This summer, though, I have been defeated. Twice. By the same project.
Early in the summer, this pattern, Contrasts
June 2013 Knit n' Style caught my eye. It was designed by Mary Anne Oger and as many of Mary Anne's Knit n' Style designs do, had both hand and machine knitting instructions. Perfect. I am trying to improve my machine knitting skills. What could be more apropos?
At Riverside Yarns, one rainy, spring day when co-conspirator Wilma and I decided to escape the damp weather by doing a yarn run, I purchased 5 balls of Sirdar Crofter.
And there is nothing wrong with the yarn. It is me. But I prefer to blame it on the pattern and/or the designer or maybe both. My first attempt was on the machine. And guess what? I was able to do it. But it was not fun. There are so many things going on at the same time with this pattern - dropped stitches, yarn overs, short rows and more. The yoke is knit separately from the body of the sweater, and there are three pieces to that yoke. I was into piece number three when it occurred to me that I was not having any fun. I know, slow learner.

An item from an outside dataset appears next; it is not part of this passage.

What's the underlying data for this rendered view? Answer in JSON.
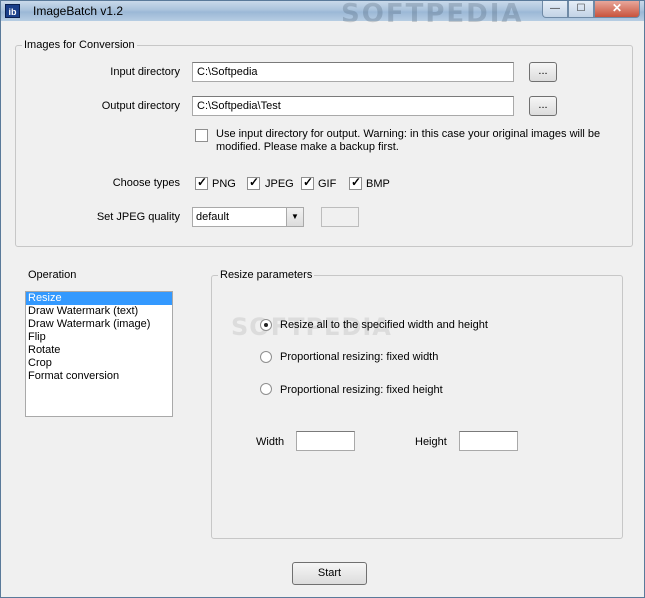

For me, it makes sense to use the the machine when a pattern calls for miles and miles of boring, plain, straight, stockinet knitting. The intricate, interesting knitting is what I want to do by hand. I asked myself why I was struggling with this complicated knitting on the machine. When I couldn't come up with a good enough answer, I asked myself if this maybe was a pattern that would be better knit by hand. The answer to that was Yes!
But the summer passed and it wasn't until last week that I got around to
Defeat wasn't long in coming. Either my brain cannot understand the special genius of Mary Anne or the pattern is
Down, but not out, I decided that Sirdar Crofter will look just lovely as a simple, side to side, (vertical striping that way) short sleeved, summer cardi. And just like my